**Assigned task**
Take every record and write it out again exactly, with no images included.
____________
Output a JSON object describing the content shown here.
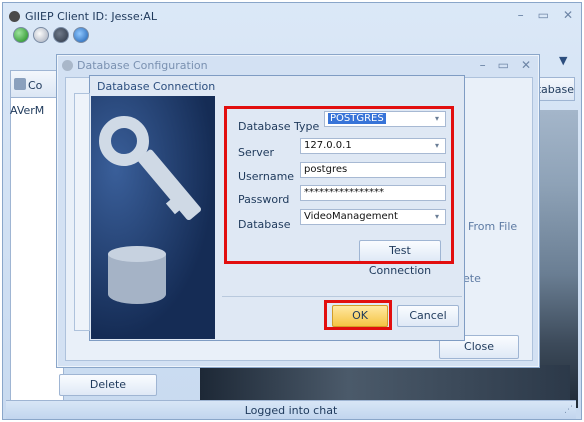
{
  "main_window": {
    "title": "GIIEP Client ID: Jesse:AL",
    "left_tab_label": "Co",
    "left_list_item": "AVerM",
    "right_tab_label": "atabase",
    "delete_label": "Delete",
    "status": "Logged into chat"
  },
  "db_config": {
    "title": "Database Configuration",
    "from_file_label": "From File",
    "side_text": "ete",
    "close_label": "Close"
  },
  "db_connection": {
    "title": "Database Connection",
    "labels": {
      "type": "Database Type",
      "server": "Server",
      "username": "Username",
      "password": "Password",
      "database": "Database"
    },
    "values": {
      "type": "POSTGRES",
      "server": "127.0.0.1",
      "username": "postgres",
      "password": "****************",
      "database": "VideoManagement"
    },
    "test_label": "Test Connection",
    "ok_label": "OK",
    "cancel_label": "Cancel"
  },
  "colors": {
    "highlight_frame": "#e20e0e",
    "ok_button": "#f5c444",
    "selection": "#3874d8"
  },
  "icons": [
    "app-icon",
    "connect-icon",
    "settings-icon",
    "logout-icon",
    "help-icon",
    "key-illustration",
    "database-cylinder"
  ]
}
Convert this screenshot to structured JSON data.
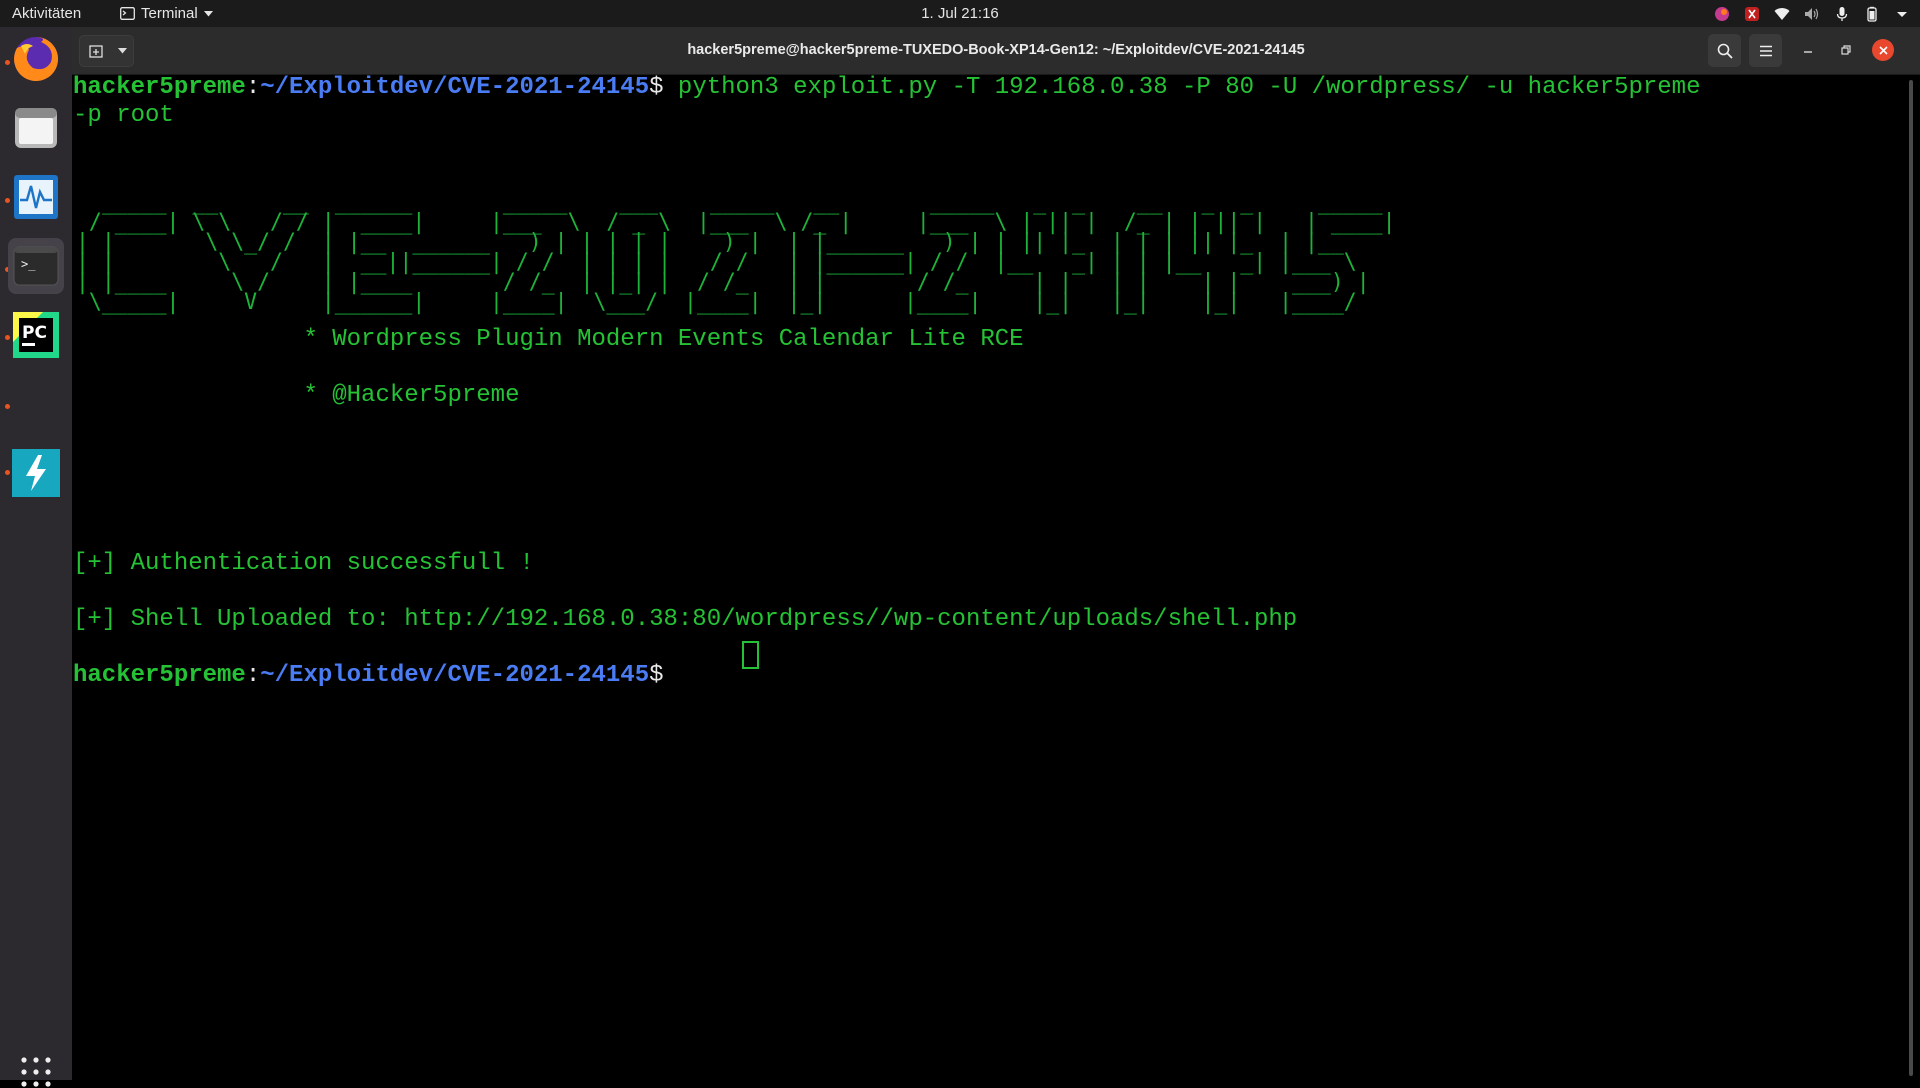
{
  "topbar": {
    "activities": "Aktivitäten",
    "app_menu": "Terminal",
    "clock": "1. Jul  21:16",
    "tray_icons": [
      "ubuntu-color-icon",
      "app-indicator-icon",
      "wifi-icon",
      "volume-icon",
      "microphone-icon",
      "battery-icon",
      "system-menu-chevron-icon"
    ]
  },
  "dock": {
    "apps": [
      "firefox",
      "files",
      "system-monitor",
      "terminal",
      "pycharm",
      "unknown-running-app",
      "tusk"
    ],
    "active_app": "terminal"
  },
  "window": {
    "title": "hacker5preme@hacker5preme-TUXEDO-Book-XP14-Gen12: ~/Exploitdev/CVE-2021-24145"
  },
  "terminal": {
    "prompt_user": "hacker5preme",
    "prompt_colon": ":",
    "prompt_path": "~/Exploitdev/CVE-2021-24145",
    "prompt_dollar": "$",
    "command": "python3 exploit.py -T 192.168.0.38 -P 80 -U /wordpress/ -u hacker5preme",
    "command_wrap": "-p root",
    "banner_ascii": "  _____  __     __  ______       _____    ___    _____   __       _____   _  _    __   _  _     _____ \n / ____| \\ \\   / / |  ____|     |___  \\  / _ \\  |___  \\ /_ |     |___  \\ | || |  /_ | | || |   | ____|\n| |       \\ \\_/ /  | |__  ______   ) | | | | |    ) |  | |______   ) | | || |_  | | | || |_  | |__  \n| |        \\   /   |  __||______| / /  | | | |   / /   | |______| / /  |__   _| | | |__   _| |___ \\ \n| |____     \\ /    | |____       / /_  | |_| |  / /_   | |       / /_     | |   | |    | |    ___) |\n \\_____|     V     |______|     |____|  \\___/  |____|  |_|      |____|    |_|   |_|    |_|   |____/ ",
    "info_line_1": "                * Wordpress Plugin Modern Events Calendar Lite RCE",
    "info_line_2": "                * @Hacker5preme",
    "result_line_1": "[+] Authentication successfull !",
    "result_line_2": "[+] Shell Uploaded to: http://192.168.0.38:80/wordpress//wp-content/uploads/shell.php",
    "colors": {
      "green": "#26c235",
      "blue": "#4a7cf3",
      "background": "#000000"
    }
  }
}
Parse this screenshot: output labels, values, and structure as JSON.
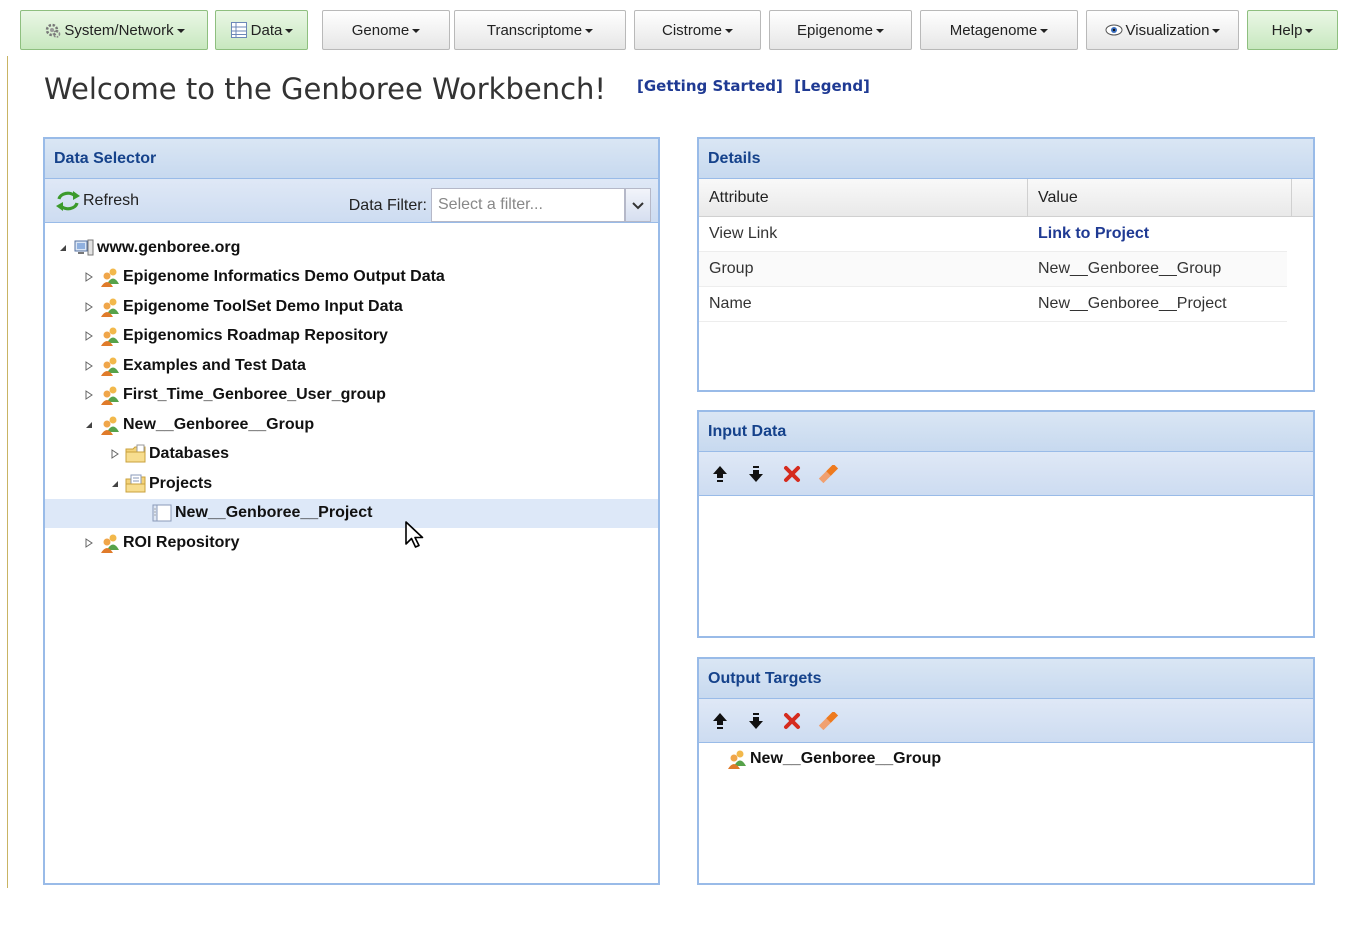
{
  "toolbar": {
    "system_network": "System/Network",
    "data": "Data",
    "genome": "Genome",
    "transcriptome": "Transcriptome",
    "cistrome": "Cistrome",
    "epigenome": "Epigenome",
    "metagenome": "Metagenome",
    "visualization": "Visualization",
    "help": "Help"
  },
  "header": {
    "title": "Welcome to the Genboree Workbench!",
    "getting_started": "[Getting Started]",
    "legend": "[Legend]"
  },
  "data_selector": {
    "title": "Data Selector",
    "refresh_label": "Refresh",
    "filter_label": "Data Filter:",
    "filter_placeholder": "Select a filter...",
    "tree": {
      "root": "www.genboree.org",
      "groups": [
        "Epigenome Informatics Demo Output Data",
        "Epigenome ToolSet Demo Input Data",
        "Epigenomics Roadmap Repository",
        "Examples and Test Data",
        "First_Time_Genboree_User_group",
        "New__Genboree__Group"
      ],
      "databases": "Databases",
      "projects": "Projects",
      "project": "New__Genboree__Project",
      "roi": "ROI Repository"
    }
  },
  "details": {
    "title": "Details",
    "col_attribute": "Attribute",
    "col_value": "Value",
    "rows": [
      {
        "attr": "View Link",
        "value": "Link to Project"
      },
      {
        "attr": "Group",
        "value": "New__Genboree__Group"
      },
      {
        "attr": "Name",
        "value": "New__Genboree__Project"
      }
    ]
  },
  "input_data": {
    "title": "Input Data"
  },
  "output_targets": {
    "title": "Output Targets",
    "items": [
      "New__Genboree__Group"
    ]
  },
  "colors": {
    "panel_border": "#99bbe8",
    "panel_title": "#15428b",
    "link": "#1f3a93",
    "remove_red": "#d52b1e"
  }
}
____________
**Solution for this problem**
Output a JSON object describing the content shown here.
{
  "main_window": {
    "title": "GIIEP Client ID: Jesse:AL",
    "left_tab_label": "Co",
    "left_list_item": "AVerM",
    "right_tab_label": "atabase",
    "delete_label": "Delete",
    "status": "Logged into chat"
  },
  "db_config": {
    "title": "Database Configuration",
    "from_file_label": "From File",
    "side_text": "ete",
    "close_label": "Close"
  },
  "db_connection": {
    "title": "Database Connection",
    "labels": {
      "type": "Database Type",
      "server": "Server",
      "username": "Username",
      "password": "Password",
      "database": "Database"
    },
    "values": {
      "type": "POSTGRES",
      "server": "127.0.0.1",
      "username": "postgres",
      "password": "****************",
      "database": "VideoManagement"
    },
    "test_label": "Test Connection",
    "ok_label": "OK",
    "cancel_label": "Cancel"
  },
  "colors": {
    "highlight_frame": "#e20e0e",
    "ok_button": "#f5c444",
    "selection": "#3874d8"
  },
  "icons": [
    "app-icon",
    "connect-icon",
    "settings-icon",
    "logout-icon",
    "help-icon",
    "key-illustration",
    "database-cylinder"
  ]
}
Convert this screenshot to structured JSON data.
{
  "topbar": {
    "activities": "Aktivitäten",
    "app_menu": "Terminal",
    "clock": "1. Jul  21:16",
    "tray_icons": [
      "ubuntu-color-icon",
      "app-indicator-icon",
      "wifi-icon",
      "volume-icon",
      "microphone-icon",
      "battery-icon",
      "system-menu-chevron-icon"
    ]
  },
  "dock": {
    "apps": [
      "firefox",
      "files",
      "system-monitor",
      "terminal",
      "pycharm",
      "unknown-running-app",
      "tusk"
    ],
    "active_app": "terminal"
  },
  "window": {
    "title": "hacker5preme@hacker5preme-TUXEDO-Book-XP14-Gen12: ~/Exploitdev/CVE-2021-24145"
  },
  "terminal": {
    "prompt_user": "hacker5preme",
    "prompt_colon": ":",
    "prompt_path": "~/Exploitdev/CVE-2021-24145",
    "prompt_dollar": "$",
    "command": "python3 exploit.py -T 192.168.0.38 -P 80 -U /wordpress/ -u hacker5preme",
    "command_wrap": "-p root",
    "banner_ascii": "  _____  __     __  ______       _____    ___    _____   __       _____   _  _    __   _  _     _____ \n / ____| \\ \\   / / |  ____|     |___  \\  / _ \\  |___  \\ /_ |     |___  \\ | || |  /_ | | || |   | ____|\n| |       \\ \\_/ /  | |__  ______   ) | | | | |    ) |  | |______   ) | | || |_  | | | || |_  | |__  \n| |        \\   /   |  __||______| / /  | | | |   / /   | |______| / /  |__   _| | | |__   _| |___ \\ \n| |____     \\ /    | |____       / /_  | |_| |  / /_   | |       / /_     | |   | |    | |    ___) |\n \\_____|     V     |______|     |____|  \\___/  |____|  |_|      |____|    |_|   |_|    |_|   |____/ ",
    "info_line_1": "                * Wordpress Plugin Modern Events Calendar Lite RCE",
    "info_line_2": "                * @Hacker5preme",
    "result_line_1": "[+] Authentication successfull !",
    "result_line_2": "[+] Shell Uploaded to: http://192.168.0.38:80/wordpress//wp-content/uploads/shell.php",
    "colors": {
      "green": "#26c235",
      "blue": "#4a7cf3",
      "background": "#000000"
    }
  }
}
Parse this screenshot: output labels, values, and structure as JSON.
{
  "toolbar": {
    "system_network": "System/Network",
    "data": "Data",
    "genome": "Genome",
    "transcriptome": "Transcriptome",
    "cistrome": "Cistrome",
    "epigenome": "Epigenome",
    "metagenome": "Metagenome",
    "visualization": "Visualization",
    "help": "Help"
  },
  "header": {
    "title": "Welcome to the Genboree Workbench!",
    "getting_started": "[Getting Started]",
    "legend": "[Legend]"
  },
  "data_selector": {
    "title": "Data Selector",
    "refresh_label": "Refresh",
    "filter_label": "Data Filter:",
    "filter_placeholder": "Select a filter...",
    "tree": {
      "root": "www.genboree.org",
      "groups": [
        "Epigenome Informatics Demo Output Data",
        "Epigenome ToolSet Demo Input Data",
        "Epigenomics Roadmap Repository",
        "Examples and Test Data",
        "First_Time_Genboree_User_group",
        "New__Genboree__Group"
      ],
      "databases": "Databases",
      "projects": "Projects",
      "project": "New__Genboree__Project",
      "roi": "ROI Repository"
    }
  },
  "details": {
    "title": "Details",
    "col_attribute": "Attribute",
    "col_value": "Value",
    "rows": [
      {
        "attr": "View Link",
        "value": "Link to Project"
      },
      {
        "attr": "Group",
        "value": "New__Genboree__Group"
      },
      {
        "attr": "Name",
        "value": "New__Genboree__Project"
      }
    ]
  },
  "input_data": {
    "title": "Input Data"
  },
  "output_targets": {
    "title": "Output Targets",
    "items": [
      "New__Genboree__Group"
    ]
  },
  "colors": {
    "panel_border": "#99bbe8",
    "panel_title": "#15428b",
    "link": "#1f3a93",
    "remove_red": "#d52b1e"
  }
}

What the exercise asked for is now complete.